Discount card sales tracking tips
There are times when sponsors simply don’t follow our recommendations. Either they think their way is better or they just don’t see the need. We recently worked with a small group on a discount card sale that was raising money to pay for equipment and travel expenses.
We emphasized the importance of using our discount card fundraiser tracking sheet as a sign out sheet for distributing their cards to their group. Each participant was told to put their name and phone number on the sheet along with the number of cards they were taking with them.
For example, if someone agreed to take 10 cards, they would document that on the sheet then bring back the money after a specified time period. If they then wanted additional cards, they would need to write down those cards as well. If any cards were returned, those were to be written down as well and then redistributed to other group members to sell. In other words, every discount card needed to be accounted for.
Why Fundraiser Tracking Sheets are Important
However, this particular group failed to use the tracking sheet and simply handed out their discount cards whenever people asked for them. As a result, they ended up having a big mess on their hands. It wasn’t because people didn’t turn in their money. The problem was no one knew who had turned in money and who hadn’t.
Money was unaccounted for and the sponsor still had cards out that he had not collected money for at the end of his sale. He didn’t even know who to attempt to collect from. Consequently he had no choice but to take people at their word. If that wasn’t enough, no one was told when to turn in their money so the fundraiser went on much longer than it needed to. He had lost complete control.
Did this sponsor eventually understand the value of the discount card sales tracking sheet? Absolutely, but was it too late? Unfortunately for him, the answer was yes.
Use your Tracking Sheet like a Checkbook
So how can groups avoid being in this same hopeless predicament?
- Use the tracking sheet like you would balance your checkbook:
- Write down the seller’s name.
- Get their phone number.
- Write down the number of cards that they take.
- Report the amount of money they bring back and note any discrepancies.
- Track additional cards that are issued. It is recommended that you only give out additional cards after all initial money has been turned in.
- Account for returned cards and redistribute to others to resell.
- Understand that your cards have a monetary value. Would you hand out money to people with no strings attached?

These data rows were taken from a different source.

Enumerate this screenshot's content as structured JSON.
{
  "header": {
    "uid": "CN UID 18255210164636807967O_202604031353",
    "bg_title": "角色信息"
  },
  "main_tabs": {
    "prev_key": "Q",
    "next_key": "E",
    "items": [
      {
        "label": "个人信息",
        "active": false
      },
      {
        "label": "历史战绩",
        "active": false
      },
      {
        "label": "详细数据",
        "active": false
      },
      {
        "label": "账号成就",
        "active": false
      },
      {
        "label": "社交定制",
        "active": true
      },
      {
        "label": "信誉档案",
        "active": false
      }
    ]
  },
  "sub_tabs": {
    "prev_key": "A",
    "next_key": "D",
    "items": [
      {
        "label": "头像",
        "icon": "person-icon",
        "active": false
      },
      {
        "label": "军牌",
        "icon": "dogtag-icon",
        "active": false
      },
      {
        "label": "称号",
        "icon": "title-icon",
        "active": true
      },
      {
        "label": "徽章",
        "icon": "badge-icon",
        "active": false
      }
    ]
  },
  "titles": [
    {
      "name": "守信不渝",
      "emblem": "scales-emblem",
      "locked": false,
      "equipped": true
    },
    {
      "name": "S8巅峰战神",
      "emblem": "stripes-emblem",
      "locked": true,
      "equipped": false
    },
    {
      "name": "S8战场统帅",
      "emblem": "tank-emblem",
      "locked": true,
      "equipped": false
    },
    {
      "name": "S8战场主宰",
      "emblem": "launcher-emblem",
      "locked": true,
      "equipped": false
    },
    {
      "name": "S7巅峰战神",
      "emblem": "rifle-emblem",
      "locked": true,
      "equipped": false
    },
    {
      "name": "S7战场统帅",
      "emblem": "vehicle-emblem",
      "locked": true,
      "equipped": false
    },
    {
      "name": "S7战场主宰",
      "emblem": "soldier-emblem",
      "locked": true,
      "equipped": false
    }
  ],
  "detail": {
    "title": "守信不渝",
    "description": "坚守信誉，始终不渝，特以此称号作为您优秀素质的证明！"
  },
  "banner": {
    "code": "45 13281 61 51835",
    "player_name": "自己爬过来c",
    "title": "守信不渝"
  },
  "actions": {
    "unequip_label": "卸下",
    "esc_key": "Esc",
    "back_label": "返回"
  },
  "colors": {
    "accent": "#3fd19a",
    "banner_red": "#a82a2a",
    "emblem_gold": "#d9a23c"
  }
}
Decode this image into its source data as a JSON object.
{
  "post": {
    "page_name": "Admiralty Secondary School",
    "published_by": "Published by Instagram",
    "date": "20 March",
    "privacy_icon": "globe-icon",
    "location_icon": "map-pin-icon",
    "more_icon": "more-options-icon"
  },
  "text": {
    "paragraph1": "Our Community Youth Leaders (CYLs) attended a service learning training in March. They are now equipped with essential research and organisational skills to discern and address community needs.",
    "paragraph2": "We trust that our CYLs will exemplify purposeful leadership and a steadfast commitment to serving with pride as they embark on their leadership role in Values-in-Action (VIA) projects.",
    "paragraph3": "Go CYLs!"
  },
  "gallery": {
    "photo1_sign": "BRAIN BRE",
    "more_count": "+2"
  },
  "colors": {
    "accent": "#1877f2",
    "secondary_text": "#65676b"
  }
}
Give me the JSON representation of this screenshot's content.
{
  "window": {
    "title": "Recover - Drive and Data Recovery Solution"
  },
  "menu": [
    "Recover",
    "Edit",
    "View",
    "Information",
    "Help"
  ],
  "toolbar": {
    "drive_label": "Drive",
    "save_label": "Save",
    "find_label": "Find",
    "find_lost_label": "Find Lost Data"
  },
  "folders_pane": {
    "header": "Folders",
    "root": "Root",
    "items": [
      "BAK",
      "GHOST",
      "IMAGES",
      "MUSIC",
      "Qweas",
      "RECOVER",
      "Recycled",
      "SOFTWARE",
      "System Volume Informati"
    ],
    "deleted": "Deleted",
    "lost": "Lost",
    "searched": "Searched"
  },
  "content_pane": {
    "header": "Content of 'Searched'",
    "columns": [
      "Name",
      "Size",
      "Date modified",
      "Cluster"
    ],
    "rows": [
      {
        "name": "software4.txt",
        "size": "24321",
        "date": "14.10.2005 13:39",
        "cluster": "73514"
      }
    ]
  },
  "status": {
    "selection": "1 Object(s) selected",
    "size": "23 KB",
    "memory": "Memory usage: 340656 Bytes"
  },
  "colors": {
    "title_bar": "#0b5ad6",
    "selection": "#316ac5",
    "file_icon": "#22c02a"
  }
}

- Have a deadline date for turning in the money. Most groups can sell 5-10 discount cards in a week or less.
Keeping track of your discount cards may be a little more work up front but in the end you'll be glad you did.